The Tribal Law Journal (TBJ) at The University of New Mexico School of Law hosts a virtual symposium to discuss the impacts of the Seminal Supreme Court decision Johnson v. M'Intosh. The symposium is scheduled for Thursday, Nov. 9 from 10 a.m. to 2 p.m.


The symposium, titled “200 years since Johnson v. M’Intosh: The Case’s Impact on Native Communities and Tribal Governments,” will consider Indigenous perspectives on this foundational case and include discussions of the Doctrine of Discovery and the impact on contemporary issues facing Native communities.

Articles produced for this symposium will be published in the upcoming issue of the Tribal Law Journal. The UNM Tribal Law Journal, like all journals in the field of law, are unique to those of other academic fields in that they are staffed and run by students, said Justin Lauriano, co-editor-in-chief of TLJ, and third-year law student at UNM.

"The Tribal Law Journal at the UNM School of Law is excited to host a symposium discussing the impacts of the Seminal Supreme Court decision Johnson v. M'Intosh. We are proud to welcome some of the most influential scholars in the field of Indian Law,” said Justin Lauriano and TLJ co-editor-in-chief Lauren Earls,

“We are eager to have a well-attended virtual event and to provide a forum for a robust discussion of the impacts of the historic Supreme Court case on tribes and tribal communities."

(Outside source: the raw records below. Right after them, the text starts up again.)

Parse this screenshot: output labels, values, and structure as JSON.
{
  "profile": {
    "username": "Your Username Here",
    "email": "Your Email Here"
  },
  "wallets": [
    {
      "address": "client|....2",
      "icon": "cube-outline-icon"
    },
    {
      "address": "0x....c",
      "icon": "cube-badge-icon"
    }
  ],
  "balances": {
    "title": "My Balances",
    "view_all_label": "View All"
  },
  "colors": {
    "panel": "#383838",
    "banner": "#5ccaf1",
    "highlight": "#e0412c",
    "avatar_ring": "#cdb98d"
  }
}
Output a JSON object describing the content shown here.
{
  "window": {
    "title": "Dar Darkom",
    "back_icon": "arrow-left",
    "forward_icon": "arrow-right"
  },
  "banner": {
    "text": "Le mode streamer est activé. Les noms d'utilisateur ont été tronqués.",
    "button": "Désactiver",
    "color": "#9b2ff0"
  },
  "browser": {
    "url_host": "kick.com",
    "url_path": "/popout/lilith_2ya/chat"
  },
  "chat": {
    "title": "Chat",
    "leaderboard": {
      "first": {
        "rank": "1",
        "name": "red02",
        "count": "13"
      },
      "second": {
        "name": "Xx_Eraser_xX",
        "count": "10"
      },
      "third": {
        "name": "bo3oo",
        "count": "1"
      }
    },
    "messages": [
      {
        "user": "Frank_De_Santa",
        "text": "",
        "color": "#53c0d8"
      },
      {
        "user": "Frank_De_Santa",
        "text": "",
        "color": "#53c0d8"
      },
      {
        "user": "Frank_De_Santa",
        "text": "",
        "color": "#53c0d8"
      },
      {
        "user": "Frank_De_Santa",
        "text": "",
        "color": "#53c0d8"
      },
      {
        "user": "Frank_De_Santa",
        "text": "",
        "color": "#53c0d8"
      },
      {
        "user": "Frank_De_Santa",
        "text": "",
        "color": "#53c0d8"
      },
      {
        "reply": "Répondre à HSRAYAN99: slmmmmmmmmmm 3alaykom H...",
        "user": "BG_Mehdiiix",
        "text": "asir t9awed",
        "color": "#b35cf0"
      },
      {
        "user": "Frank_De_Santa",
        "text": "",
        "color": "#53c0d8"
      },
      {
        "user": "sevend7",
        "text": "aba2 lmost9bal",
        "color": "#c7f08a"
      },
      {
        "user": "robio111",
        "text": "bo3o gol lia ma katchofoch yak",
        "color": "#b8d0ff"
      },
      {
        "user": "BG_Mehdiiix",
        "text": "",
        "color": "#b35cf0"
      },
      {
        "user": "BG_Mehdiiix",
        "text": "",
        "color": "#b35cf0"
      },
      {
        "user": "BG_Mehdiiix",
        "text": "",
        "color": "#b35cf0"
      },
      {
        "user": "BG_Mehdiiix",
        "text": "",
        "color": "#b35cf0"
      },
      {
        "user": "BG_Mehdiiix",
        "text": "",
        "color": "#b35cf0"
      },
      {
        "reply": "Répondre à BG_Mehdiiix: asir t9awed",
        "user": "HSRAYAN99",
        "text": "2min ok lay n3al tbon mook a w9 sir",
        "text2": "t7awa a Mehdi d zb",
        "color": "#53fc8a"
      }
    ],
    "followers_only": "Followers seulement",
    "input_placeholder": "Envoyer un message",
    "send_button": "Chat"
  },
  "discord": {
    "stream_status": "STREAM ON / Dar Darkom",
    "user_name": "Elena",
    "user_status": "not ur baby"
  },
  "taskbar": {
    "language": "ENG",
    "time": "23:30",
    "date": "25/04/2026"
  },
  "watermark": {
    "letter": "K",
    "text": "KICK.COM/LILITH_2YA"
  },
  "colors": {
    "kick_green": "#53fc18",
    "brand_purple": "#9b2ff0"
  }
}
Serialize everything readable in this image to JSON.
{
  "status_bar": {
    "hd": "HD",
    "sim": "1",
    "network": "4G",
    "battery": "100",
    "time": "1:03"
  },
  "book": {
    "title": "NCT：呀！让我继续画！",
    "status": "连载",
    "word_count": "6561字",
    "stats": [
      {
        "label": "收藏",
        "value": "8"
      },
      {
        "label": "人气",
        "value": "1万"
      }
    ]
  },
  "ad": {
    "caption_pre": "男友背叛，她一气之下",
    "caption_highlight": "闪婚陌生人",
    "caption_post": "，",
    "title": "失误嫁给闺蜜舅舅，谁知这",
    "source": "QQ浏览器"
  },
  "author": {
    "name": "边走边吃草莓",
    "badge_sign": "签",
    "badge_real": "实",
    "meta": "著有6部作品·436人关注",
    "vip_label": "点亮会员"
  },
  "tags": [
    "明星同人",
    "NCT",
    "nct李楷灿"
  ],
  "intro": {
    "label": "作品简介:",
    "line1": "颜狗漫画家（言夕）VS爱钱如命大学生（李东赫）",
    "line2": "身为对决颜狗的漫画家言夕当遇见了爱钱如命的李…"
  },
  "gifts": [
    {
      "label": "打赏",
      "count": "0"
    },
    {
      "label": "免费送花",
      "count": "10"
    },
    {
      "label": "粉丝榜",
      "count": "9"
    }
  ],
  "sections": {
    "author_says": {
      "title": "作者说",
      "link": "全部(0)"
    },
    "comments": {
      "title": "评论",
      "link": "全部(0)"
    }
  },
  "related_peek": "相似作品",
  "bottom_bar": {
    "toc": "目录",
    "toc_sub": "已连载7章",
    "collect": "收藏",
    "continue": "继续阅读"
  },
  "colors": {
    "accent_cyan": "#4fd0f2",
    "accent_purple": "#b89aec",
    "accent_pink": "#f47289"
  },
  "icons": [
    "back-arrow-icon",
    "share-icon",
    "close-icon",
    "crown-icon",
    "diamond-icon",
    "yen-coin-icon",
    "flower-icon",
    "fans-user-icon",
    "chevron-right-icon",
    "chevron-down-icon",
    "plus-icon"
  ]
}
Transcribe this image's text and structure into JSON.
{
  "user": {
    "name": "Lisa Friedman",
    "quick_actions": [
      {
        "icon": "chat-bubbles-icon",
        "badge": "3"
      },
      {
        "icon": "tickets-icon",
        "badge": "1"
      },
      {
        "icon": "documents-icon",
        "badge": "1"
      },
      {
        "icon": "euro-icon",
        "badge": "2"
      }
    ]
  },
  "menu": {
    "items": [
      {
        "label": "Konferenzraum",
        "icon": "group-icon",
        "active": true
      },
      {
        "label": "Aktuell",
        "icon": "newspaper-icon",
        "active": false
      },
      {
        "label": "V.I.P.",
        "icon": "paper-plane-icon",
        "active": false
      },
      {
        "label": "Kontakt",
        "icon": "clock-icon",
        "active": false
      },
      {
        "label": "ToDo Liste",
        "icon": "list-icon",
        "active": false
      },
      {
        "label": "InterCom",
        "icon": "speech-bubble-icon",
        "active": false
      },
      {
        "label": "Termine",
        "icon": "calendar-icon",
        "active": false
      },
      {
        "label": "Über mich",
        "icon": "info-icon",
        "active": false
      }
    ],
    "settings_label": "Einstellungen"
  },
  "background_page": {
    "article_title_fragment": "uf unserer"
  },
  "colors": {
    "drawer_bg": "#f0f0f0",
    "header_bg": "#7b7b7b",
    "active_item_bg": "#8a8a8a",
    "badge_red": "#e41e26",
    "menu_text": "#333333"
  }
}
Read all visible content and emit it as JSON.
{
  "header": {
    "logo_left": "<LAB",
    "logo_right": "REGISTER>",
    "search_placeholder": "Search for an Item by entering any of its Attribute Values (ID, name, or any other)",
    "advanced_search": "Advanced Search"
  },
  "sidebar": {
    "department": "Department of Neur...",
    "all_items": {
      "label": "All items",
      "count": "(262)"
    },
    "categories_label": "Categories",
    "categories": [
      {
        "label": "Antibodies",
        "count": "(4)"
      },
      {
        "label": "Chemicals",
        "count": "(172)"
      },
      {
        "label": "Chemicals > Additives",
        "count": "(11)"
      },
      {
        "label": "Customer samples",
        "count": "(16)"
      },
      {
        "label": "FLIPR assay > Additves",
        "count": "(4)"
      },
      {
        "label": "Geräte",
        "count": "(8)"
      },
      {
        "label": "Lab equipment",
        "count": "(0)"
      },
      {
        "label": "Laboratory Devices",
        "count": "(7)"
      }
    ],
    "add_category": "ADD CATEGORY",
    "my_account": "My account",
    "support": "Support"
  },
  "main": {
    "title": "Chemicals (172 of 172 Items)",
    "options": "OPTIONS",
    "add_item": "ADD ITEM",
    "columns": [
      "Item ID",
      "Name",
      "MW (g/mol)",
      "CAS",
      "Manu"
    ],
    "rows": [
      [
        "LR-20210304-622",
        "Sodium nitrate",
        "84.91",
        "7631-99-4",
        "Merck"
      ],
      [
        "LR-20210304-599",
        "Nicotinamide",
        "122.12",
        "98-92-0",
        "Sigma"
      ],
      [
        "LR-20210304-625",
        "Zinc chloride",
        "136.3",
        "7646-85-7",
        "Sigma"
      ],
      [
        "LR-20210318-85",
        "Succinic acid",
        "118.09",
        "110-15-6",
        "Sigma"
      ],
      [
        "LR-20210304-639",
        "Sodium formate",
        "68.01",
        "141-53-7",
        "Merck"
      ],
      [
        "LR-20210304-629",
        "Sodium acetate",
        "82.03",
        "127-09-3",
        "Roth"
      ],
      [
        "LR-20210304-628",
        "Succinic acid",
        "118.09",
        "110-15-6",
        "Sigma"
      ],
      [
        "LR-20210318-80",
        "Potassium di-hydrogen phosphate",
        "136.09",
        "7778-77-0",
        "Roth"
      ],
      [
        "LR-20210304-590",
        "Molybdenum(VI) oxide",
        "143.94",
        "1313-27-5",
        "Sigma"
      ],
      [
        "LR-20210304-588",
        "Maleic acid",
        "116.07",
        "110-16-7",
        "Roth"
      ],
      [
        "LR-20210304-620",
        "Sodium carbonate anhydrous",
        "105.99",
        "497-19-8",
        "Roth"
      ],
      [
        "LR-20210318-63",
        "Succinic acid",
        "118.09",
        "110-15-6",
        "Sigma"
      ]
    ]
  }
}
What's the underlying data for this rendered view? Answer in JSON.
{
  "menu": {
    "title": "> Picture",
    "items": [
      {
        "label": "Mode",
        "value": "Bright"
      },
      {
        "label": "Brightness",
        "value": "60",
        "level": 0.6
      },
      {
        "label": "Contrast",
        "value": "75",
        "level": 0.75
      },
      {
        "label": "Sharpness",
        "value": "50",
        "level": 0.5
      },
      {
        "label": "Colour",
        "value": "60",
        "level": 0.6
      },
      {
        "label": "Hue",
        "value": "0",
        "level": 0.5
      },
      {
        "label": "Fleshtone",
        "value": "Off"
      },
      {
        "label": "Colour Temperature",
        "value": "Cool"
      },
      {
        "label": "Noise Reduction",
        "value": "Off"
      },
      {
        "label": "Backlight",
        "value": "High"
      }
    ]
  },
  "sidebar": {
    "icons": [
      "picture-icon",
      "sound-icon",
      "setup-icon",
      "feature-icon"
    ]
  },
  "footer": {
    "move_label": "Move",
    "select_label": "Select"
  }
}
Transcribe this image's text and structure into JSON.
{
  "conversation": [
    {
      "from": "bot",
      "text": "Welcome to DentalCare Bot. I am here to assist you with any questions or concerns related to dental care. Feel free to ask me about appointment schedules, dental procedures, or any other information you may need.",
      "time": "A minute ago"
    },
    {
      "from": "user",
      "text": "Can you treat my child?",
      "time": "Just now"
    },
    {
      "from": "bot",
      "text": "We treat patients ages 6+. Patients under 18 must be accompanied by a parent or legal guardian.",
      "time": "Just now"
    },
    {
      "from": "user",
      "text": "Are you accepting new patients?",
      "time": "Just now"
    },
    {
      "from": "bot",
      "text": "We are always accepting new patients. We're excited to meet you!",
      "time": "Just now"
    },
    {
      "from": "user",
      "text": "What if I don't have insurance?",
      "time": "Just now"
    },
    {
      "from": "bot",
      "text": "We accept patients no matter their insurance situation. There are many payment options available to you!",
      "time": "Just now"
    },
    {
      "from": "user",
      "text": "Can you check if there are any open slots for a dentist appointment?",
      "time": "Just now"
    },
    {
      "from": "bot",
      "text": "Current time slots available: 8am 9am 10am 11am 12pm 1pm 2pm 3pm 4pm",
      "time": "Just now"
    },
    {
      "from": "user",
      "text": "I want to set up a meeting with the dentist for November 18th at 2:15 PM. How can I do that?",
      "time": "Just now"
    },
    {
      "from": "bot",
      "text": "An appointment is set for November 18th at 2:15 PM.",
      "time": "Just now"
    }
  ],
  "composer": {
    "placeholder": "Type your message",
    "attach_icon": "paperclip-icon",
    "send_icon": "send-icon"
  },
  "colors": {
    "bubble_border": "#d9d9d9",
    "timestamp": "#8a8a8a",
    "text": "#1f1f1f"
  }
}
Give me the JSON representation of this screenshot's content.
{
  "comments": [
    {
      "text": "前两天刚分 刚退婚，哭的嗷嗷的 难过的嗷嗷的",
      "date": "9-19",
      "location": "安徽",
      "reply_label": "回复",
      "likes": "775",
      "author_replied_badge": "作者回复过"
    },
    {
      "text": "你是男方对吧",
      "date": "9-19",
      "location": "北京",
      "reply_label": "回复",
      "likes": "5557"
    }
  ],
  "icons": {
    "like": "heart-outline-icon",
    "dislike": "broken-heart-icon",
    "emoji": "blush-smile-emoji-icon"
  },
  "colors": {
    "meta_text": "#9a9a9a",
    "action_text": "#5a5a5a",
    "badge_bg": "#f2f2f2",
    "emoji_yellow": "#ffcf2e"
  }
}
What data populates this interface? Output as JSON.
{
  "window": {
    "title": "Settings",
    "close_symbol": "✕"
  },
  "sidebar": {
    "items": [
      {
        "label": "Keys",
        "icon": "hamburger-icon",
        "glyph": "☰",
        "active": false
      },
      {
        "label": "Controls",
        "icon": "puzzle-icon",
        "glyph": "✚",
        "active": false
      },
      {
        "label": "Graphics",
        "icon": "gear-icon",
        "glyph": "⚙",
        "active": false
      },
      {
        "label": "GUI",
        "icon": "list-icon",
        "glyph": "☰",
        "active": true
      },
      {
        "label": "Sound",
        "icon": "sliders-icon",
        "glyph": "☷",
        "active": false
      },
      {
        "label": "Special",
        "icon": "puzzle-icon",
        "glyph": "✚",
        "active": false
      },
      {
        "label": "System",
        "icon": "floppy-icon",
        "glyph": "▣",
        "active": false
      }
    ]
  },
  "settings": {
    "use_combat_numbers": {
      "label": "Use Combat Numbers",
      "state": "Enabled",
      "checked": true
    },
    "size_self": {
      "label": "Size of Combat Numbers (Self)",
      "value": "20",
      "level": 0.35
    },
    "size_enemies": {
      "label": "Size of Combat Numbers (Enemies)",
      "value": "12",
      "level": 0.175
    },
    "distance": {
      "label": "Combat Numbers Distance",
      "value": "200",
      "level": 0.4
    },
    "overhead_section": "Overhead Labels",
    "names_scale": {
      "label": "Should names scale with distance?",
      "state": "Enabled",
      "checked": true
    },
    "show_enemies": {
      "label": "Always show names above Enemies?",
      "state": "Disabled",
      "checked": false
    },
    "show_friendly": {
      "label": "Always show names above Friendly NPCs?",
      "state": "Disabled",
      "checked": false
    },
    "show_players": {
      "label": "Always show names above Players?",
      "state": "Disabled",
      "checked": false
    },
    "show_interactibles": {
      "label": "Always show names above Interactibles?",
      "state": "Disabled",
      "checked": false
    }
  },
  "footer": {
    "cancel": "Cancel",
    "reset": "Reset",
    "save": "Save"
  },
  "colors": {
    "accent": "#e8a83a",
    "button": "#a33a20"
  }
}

This event is approved by NM MCLE for 3 General CLE credits. To register, visit Tribal Law Journal Symposium.

For more information, visit the Tribal Law Journal website.